NOTE: This concert did not happen in January 2022 as planned due to the pandemic and was postponed until June 24.
Beethoven’s Eroica is one of the most important symphonic works in musical history. The form of this piece started the transition towards Romanticism; it signified the end of the Classical era, which was witness to the musical development of this future “musical lion”. Until then, his music had been written using most of the devices of Mozart and Haydn’s musical languages. “Eroica was such a revolutionary piece,” explains Pierre. “The first movement is the length of a full Haydn symphony! This was unheard of… This movement lasts around 20 minutes, and the language is pure Beethoven”.
“Why did we choose this piece?” Pierre asks, “We are re-emerging from our Covid-19 world and we are still here, still making music. This piece means Heroic and that is how we feel as an orchestra. It is all about resilience. The shutdown of live music and theatre was so discouraging… We could have disbanded and called it a night, but here we are. We will have most of our same group of musicians performing on stage as we did in 2020”.
The second movement in Eroica is a funeral march – which is fitting as we remember all those lost to Covid-19. “Many of us had personal losses or were ill ourselves. We were all touched in some way, near or far, many lost so much.” The last movement is an explosion of joy – ending in a celebration. “We need to celebrate and be happy and get lost in the music,” said Pierre. “It is time to let our light shine again. And this concert is dedicated to the First Responders in our community.”

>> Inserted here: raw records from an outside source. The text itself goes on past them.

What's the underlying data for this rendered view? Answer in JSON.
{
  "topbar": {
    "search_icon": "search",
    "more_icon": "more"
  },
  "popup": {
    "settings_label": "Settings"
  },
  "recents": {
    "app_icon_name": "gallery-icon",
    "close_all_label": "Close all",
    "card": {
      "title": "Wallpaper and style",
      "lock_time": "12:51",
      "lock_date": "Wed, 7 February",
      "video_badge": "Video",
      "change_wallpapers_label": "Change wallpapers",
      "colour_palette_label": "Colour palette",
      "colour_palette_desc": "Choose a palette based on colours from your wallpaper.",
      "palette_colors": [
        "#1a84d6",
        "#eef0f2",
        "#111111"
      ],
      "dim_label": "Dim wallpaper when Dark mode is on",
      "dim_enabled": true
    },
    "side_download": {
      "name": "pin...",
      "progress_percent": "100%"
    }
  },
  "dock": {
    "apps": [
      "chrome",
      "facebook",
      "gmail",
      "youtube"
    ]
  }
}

This special concert will also feature a world premiere piece written by Canadian composer Katerina Gimon. “Playing into Silence” is the first of a three-year project between three BC composers, and Tina Biello, Nanaimo’s Poet Laureate (2017-2020) and performed by guest artist, Dory Hayley. “Katerina has caught the spirit of Tina’s poems,” Pierre explains, “it is a modern, contemporary piece that the audience will enjoy. “One of the poems is called Better Days – how appropriate is that?” chuckles Simard.
Join the Vancouver Island Symphony and Pierre Simard on Friday June 24 at either 5:00 or 7:30 p.m. at The Port Theatre and Saturday January 25 at 2:00 p.m. at the Sid Williams Theatre in Courtenay.
Article written by Christine McAuley
Photo by Heydemann Photography